Dataset rows for apps and sites
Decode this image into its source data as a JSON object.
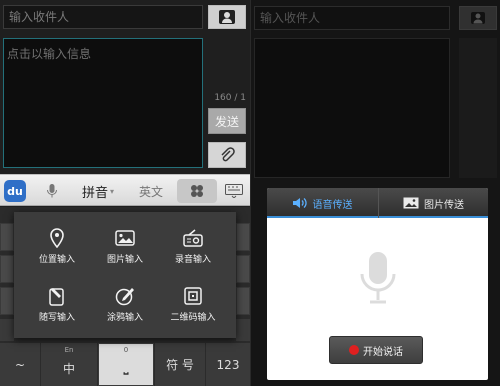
{
  "left": {
    "recipient_placeholder": "输入收件人",
    "message_placeholder": "点击以输入信息",
    "counter": "160 / 1",
    "send_label": "发送"
  },
  "ime": {
    "logo": "du",
    "pinyin_label": "拼音",
    "english_label": "英文"
  },
  "popup": {
    "items": [
      {
        "label": "位置输入",
        "icon": "location-icon"
      },
      {
        "label": "图片输入",
        "icon": "image-icon"
      },
      {
        "label": "录音输入",
        "icon": "recorder-icon"
      },
      {
        "label": "随写输入",
        "icon": "handwrite-icon"
      },
      {
        "label": "涂鸦输入",
        "icon": "doodle-icon"
      },
      {
        "label": "二维码输入",
        "icon": "qrcode-icon"
      }
    ]
  },
  "keys": {
    "tilde": "~",
    "en_small": "En",
    "zhong": "中",
    "zero_small": "0",
    "symbol": "符 号",
    "num": "123"
  },
  "right": {
    "recipient_placeholder": "输入收件人",
    "tab_voice": "语音传送",
    "tab_image": "图片传送",
    "start_label": "开始说话",
    "accent_color": "#3a8fd8",
    "record_color": "#e02020"
  }
}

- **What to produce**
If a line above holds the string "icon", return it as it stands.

- **Answer box**
        "icon": "location-icon"
        "icon": "image-icon"
        "icon": "recorder-icon"
        "icon": "handwrite-icon"
        "icon": "doodle-icon"
        "icon": "qrcode-icon"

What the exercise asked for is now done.